Ice machines can be lucrative but they shouldnt be your only gig. I am a Hoshizaki CSR, a Manitowoc CSR and a Scotsman Ice-Care Rep and i still wouldnt be able to support my business off of those three. I am located 20 min from NYC, 5 min from SINY so i have a lot of opportunity. However, just being on the website for Hoshi, i was able to get new customers and vendors. Hell, being on Hoshi's website got me my gig with MicroMatic.
What i'm trying to say is dont put all your faith in ice machines. My advice is to take care of refrigeration AND ice machines. If you get into ranges and fryers and stuff, it just makes you more marketable. That way your customer just has to make one phone call.
All the major brands offer training in your area (especially Manitowoc, but their factory training is expensive). Look on their respective websites-they have a schedule on there.
Every customer you take for granted today will be someone else's tomorrow.
I did not start learning the ice machine side until 6 years into my career, and now that is my favorite part of the business. Now that I have seen our wages continue to slide downward, I am starting a side business that only does ice machines. From what I have seen, most techs are either afraid of them, or don't have the patience to do it right. And the big companies are so "hurry up, hurry up" that they never get them right either. Case in point - a friend of mine referred me to a deli chain with 2 machines down - one was dead and not worth fixing because it was 14+ years old, and the other (a hoshi) was embarrasingly dirty and still running even though it didn't make ice. After I did my secret magic to this machine and adjust it properly, it made beautiful ice. I came back the next day to pick up my check and the guy behind the counter kept asking me what I did - he said that machine had not worked for the 5 years he had worked there, and he personally saw 4 different companies try to repair it. That gave me a little boost.
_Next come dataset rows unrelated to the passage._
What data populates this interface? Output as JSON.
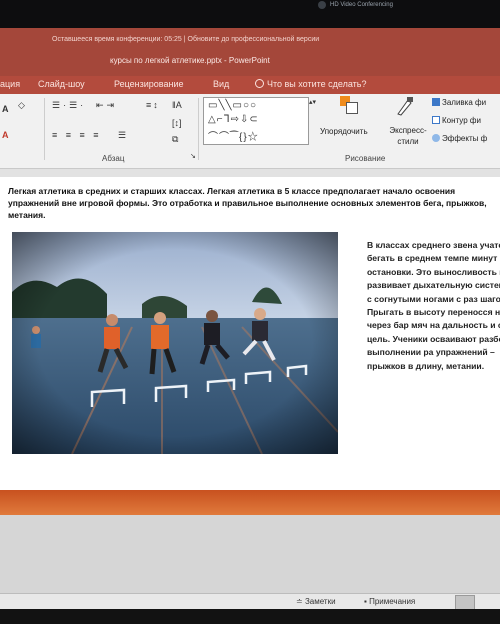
{
  "camera": {
    "label": "HD Video Conferencing"
  },
  "titlebar": {
    "line1": "Оставшееся время конференции: 05:25 | Обновите до профессиональной версии",
    "line2": "курсы по легкой атлетике.pptx - PowerPoint"
  },
  "menu": {
    "items": [
      "ация",
      "Слайд-шоу",
      "Рецензирование",
      "Вид"
    ],
    "tell_me": "Что вы хотите сделать?"
  },
  "ribbon": {
    "paragraph_label": "Абзац",
    "drawing_label": "Рисование",
    "arrange_label": "Упорядочить",
    "styles_label": "Экспресс-стили",
    "fill": "Заливка фи",
    "outline": "Контур фи",
    "effects": "Эффекты ф",
    "shape_rows": [
      "▭╲╲▭○○",
      "△⌐ᒣ⇨⇩⊂",
      "⌒⌒⁀{}☆"
    ],
    "left_glyphs": [
      "A",
      "A"
    ]
  },
  "slide": {
    "heading": "Легкая атлетика в средних и старших классах. Легкая атлетика в 5 классе предполагает начало освоения упражнений вне игровой формы. Это отработка и правильное выполнение основных элементов бега, прыжков, метания.",
    "body": "В классах среднего звена учатся бегать в среднем темпе минут без остановки. Это выносливость и развивает дыхательную систему. Пр с согнутыми ногами с раз шагов. Прыгать в высоту переносся ногу через бар мяч на дальность и с поп цель. Ученики осваивают разбега в выполнении ра упражнений – прыжков в длину, метании."
  },
  "statusbar": {
    "notes": "Заметки",
    "comments": "Примечания"
  },
  "colors": {
    "titlebar": "#a4473a",
    "menubar": "#b34b3d",
    "accent_band": "#d8642c"
  }
}
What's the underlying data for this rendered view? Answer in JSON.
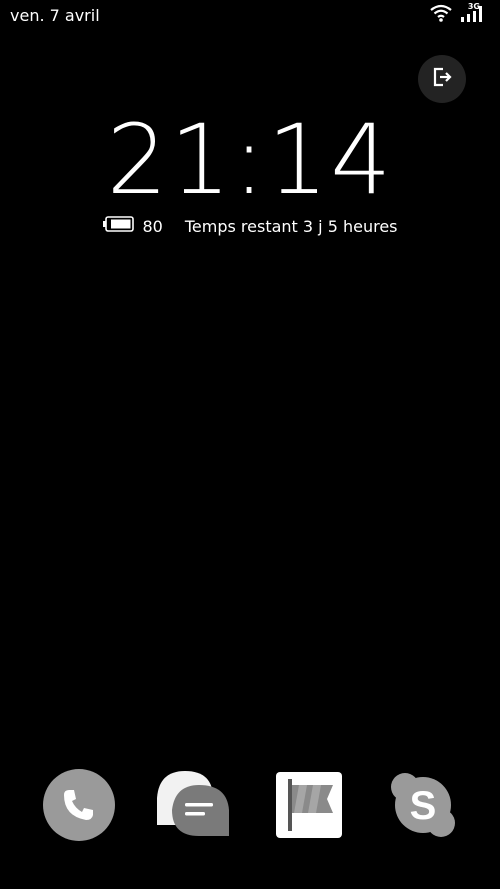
{
  "status_bar": {
    "date": "ven. 7 avril",
    "network_type": "3G",
    "icons": [
      "wifi-icon",
      "signal-icon"
    ]
  },
  "lock_screen": {
    "time": "21:14",
    "battery_level": "80",
    "battery_remaining": "Temps restant 3 j 5 heures",
    "exit_icon": "exit-icon"
  },
  "dock": {
    "apps": [
      "phone-icon",
      "messages-icon",
      "flag-app-icon",
      "skype-icon"
    ]
  },
  "colors": {
    "background": "#000000",
    "text": "#ffffff",
    "icon_gray": "#9a9a9a"
  }
}
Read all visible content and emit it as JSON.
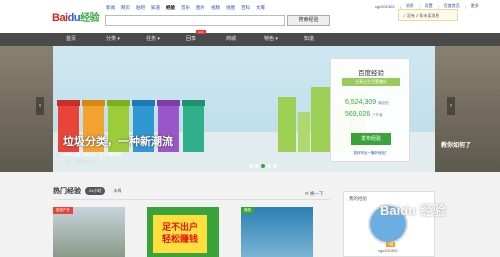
{
  "header": {
    "logo": {
      "left": "Bai",
      "paw": "du",
      "right": "经验"
    },
    "nav_links": [
      "新闻",
      "网页",
      "贴吧",
      "知道",
      "经验",
      "音乐",
      "图片",
      "视频",
      "地图",
      "百科",
      "文库"
    ],
    "current_link": "经验",
    "search": {
      "value": "",
      "placeholder": ""
    },
    "search_button": "搜索经验",
    "user": {
      "name": "cgc201902",
      "messages": "消息",
      "settings": "设置",
      "home": "百度首页",
      "more": "更多"
    },
    "dropdown": {
      "check": "✓",
      "text": "没有 2 条未读消息"
    }
  },
  "nav": {
    "items": [
      {
        "label": "首页"
      },
      {
        "label": "分类 ▾"
      },
      {
        "label": "任务 ▾"
      },
      {
        "label": "回享",
        "badge": "new"
      },
      {
        "label": "商城"
      },
      {
        "label": "特色 ▾"
      },
      {
        "label": "知道"
      }
    ]
  },
  "banner": {
    "title": "垃圾分类，一种新潮流",
    "subtitle": "你的垃圾分类吗？还未爆裂吧",
    "author": "作者：晨晨的新家",
    "left_arrow": "‹",
    "right_arrow": "›",
    "right_side_text": "教你如何了",
    "dots": [
      false,
      false,
      true,
      false,
      false
    ]
  },
  "card": {
    "title": "百度经验",
    "ribbon": "分享让生活更美好",
    "experiences": "6,524,309",
    "experiences_unit": "篇经验",
    "users": "569,026",
    "users_unit": "个作者",
    "publish_button": "发布经验",
    "link": "如何写出一篇好经验？"
  },
  "hot": {
    "title": "热门经验",
    "tabs": [
      {
        "label": "24小时"
      },
      {
        "label": "本周"
      }
    ],
    "refresh": "换一下",
    "items": [
      {
        "tag": "旅游户外"
      },
      {
        "tag": "",
        "headline1": "足不出户",
        "headline2": "轻松赚钱"
      },
      {
        "tag": "情感"
      }
    ]
  },
  "mypanel": {
    "title": "我的经验",
    "level": "1级",
    "username": "cgc201902"
  },
  "watermark": "Baidu 经验",
  "colors": {
    "accent": "#3aa43a",
    "nav_bg": "#4a4a4a",
    "logo_red": "#dd2222",
    "link": "#2b4fa3"
  }
}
I think the other guys are right though - it is good once you have your foot in the door that you can work on their other equipment also. Good luck to you!
I think my favorite thing to work on are ice machines. unless its an IB unit in a mcdonalds.
totally agree, if you can fix an ice machine you can fix almost any refrigeration issue in a restaurant, leard the sequence of operations for the machine. If you know what its supposed to do and when, it makes your life much easier in troubleshooting. definately a good niche though.
Originally Posted by tuba
An oldtimer advised me when I was starting (and i'm on the oldtimer side now)
Ice machines are a lot like women except they're easier to understand and you might even win the odd arguement
In my two years experience of working on ice machines, I have found knowing the sequence of operation to be critical for troubleshooting. Also the service techniques you can study from most major brands websites is also very helpful.
Can I quote you on that
Originally Posted by K_Neil
The premise of ventilation is that the OA is clean or of sufficient quality to be used for dilution. Traditional ventilation is somewhat being threatened by the fact that the EPA is changing the requirements for outdoor air quality which is creating non-attainment zones in what is now becoming a significant portion of the country. That means that buildings in those areas will need to clean up the OA before they bring it into the building.
Genesis Air Inc.